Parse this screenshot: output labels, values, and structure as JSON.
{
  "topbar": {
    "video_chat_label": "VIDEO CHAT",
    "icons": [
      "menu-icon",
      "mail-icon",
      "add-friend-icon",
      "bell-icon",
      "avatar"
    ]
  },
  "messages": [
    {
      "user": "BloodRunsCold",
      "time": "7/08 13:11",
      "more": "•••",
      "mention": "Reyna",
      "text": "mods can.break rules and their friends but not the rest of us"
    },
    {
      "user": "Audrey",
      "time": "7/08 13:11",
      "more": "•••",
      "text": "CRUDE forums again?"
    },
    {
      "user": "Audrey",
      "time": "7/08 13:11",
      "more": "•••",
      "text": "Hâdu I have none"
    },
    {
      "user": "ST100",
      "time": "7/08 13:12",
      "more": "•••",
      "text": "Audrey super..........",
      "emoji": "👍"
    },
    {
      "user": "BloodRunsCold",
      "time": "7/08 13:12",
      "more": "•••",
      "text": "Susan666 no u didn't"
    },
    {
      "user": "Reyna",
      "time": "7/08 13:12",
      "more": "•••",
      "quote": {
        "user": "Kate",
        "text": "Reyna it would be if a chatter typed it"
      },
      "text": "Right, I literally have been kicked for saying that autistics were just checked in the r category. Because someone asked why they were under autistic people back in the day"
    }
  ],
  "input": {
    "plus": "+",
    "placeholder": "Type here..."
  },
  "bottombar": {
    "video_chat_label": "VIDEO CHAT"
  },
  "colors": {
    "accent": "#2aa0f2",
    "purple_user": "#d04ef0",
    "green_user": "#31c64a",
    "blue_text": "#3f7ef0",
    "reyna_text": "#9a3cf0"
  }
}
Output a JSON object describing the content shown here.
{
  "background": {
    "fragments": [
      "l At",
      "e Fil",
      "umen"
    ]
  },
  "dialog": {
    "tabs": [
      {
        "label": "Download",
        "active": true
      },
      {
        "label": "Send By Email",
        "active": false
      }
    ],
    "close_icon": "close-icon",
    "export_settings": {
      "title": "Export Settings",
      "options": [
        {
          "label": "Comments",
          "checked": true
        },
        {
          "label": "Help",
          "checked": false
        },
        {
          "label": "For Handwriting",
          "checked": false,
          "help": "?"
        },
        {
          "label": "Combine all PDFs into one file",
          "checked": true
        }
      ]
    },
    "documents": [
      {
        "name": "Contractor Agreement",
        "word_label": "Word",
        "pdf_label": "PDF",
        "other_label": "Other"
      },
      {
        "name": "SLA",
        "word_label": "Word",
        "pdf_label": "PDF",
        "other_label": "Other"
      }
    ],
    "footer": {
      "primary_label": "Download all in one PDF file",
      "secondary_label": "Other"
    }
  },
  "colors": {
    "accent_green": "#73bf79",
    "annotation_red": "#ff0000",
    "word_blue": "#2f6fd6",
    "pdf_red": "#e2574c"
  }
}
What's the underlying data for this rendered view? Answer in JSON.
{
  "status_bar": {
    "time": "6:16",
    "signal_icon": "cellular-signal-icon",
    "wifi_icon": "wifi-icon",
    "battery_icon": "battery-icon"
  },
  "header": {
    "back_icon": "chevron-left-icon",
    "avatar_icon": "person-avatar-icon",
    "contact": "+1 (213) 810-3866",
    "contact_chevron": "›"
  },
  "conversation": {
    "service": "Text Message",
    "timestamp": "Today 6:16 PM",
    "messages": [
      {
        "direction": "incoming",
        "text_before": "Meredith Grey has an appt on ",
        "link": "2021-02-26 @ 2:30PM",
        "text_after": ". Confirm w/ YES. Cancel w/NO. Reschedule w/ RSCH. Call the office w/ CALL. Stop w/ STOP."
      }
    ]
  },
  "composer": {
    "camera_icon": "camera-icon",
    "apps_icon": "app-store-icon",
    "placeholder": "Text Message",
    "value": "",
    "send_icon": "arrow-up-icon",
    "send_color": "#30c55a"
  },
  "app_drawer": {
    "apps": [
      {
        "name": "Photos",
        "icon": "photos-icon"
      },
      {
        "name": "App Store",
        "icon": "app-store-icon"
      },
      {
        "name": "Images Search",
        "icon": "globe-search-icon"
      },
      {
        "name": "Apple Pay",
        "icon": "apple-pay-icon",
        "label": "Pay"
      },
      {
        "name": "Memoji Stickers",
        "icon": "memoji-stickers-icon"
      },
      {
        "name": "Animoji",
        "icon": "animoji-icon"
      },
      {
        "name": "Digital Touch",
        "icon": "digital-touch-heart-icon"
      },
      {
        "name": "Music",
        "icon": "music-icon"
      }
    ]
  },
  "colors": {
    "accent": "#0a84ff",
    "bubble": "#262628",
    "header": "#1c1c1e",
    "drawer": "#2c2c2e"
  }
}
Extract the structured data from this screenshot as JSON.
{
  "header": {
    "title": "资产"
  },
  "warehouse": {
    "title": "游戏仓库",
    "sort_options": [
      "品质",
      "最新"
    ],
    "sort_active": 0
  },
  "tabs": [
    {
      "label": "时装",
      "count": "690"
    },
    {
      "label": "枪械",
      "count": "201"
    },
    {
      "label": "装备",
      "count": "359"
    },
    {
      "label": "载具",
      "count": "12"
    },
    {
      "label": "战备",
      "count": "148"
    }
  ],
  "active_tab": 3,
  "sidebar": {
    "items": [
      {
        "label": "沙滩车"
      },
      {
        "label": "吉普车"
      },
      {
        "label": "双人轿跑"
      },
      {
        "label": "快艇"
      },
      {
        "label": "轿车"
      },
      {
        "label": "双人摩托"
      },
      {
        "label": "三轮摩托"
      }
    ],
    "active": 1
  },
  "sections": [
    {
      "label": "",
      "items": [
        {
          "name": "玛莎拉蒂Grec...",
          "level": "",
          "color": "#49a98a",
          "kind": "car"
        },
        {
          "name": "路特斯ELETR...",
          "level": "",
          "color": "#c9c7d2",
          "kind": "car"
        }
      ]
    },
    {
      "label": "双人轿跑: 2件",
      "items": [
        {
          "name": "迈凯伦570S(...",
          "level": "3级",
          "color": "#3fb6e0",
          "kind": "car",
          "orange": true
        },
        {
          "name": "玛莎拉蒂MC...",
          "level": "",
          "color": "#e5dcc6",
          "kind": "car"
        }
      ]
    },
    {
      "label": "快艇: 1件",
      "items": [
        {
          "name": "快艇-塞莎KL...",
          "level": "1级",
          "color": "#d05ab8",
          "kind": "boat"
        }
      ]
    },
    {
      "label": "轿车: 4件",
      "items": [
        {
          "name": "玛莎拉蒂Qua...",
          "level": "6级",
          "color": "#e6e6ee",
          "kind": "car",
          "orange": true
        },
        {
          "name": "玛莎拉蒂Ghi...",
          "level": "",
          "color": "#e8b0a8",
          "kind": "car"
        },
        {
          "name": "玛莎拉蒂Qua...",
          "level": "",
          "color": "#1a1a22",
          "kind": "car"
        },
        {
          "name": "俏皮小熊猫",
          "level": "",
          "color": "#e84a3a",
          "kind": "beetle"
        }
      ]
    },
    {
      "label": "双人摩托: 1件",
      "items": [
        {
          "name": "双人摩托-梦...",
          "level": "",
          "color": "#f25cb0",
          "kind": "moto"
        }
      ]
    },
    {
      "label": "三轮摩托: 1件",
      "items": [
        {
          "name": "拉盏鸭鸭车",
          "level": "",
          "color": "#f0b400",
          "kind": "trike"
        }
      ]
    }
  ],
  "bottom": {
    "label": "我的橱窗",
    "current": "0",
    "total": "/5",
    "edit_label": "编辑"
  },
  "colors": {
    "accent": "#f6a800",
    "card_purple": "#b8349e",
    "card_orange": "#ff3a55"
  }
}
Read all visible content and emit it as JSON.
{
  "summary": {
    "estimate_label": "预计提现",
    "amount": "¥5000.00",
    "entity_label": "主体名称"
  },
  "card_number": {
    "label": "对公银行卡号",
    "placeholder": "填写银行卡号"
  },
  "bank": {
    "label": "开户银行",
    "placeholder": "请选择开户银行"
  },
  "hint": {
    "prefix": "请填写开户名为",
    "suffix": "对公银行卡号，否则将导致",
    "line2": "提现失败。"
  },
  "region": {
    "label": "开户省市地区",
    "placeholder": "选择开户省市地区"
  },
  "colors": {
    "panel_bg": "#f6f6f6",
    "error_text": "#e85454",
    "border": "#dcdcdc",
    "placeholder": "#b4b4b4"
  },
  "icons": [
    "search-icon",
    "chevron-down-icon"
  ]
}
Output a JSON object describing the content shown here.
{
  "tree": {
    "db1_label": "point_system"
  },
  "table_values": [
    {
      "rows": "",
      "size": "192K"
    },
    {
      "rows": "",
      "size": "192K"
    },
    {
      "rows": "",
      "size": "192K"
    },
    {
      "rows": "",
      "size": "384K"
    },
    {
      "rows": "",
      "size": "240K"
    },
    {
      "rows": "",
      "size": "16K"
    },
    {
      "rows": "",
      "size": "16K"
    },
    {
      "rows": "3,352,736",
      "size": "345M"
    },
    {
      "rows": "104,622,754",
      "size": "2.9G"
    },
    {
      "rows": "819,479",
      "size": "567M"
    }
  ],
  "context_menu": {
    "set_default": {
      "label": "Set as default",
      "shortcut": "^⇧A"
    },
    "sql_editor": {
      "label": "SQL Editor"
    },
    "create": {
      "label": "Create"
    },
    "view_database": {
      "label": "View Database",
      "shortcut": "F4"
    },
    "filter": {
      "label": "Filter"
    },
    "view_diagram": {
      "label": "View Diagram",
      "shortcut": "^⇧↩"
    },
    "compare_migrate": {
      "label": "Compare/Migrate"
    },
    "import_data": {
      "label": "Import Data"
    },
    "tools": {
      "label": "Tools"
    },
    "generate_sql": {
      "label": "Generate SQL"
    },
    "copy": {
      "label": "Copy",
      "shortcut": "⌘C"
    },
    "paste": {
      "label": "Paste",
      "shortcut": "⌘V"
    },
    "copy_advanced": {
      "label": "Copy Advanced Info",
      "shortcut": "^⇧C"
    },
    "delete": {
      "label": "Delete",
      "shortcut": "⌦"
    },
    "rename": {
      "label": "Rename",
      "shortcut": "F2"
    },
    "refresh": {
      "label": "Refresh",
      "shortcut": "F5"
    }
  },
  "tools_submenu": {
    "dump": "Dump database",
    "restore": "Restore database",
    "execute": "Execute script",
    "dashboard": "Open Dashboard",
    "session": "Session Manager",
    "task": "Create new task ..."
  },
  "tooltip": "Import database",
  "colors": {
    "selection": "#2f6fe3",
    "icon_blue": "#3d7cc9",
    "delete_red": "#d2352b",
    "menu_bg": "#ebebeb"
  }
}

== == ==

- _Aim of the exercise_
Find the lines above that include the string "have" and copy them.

- _Reply_
      "text": "Hâdu I have none"
      "text": "Right, I literally have been kicked for saying that autistics were just checked in the r category. Because someone asked why they were under autistic people back in the day"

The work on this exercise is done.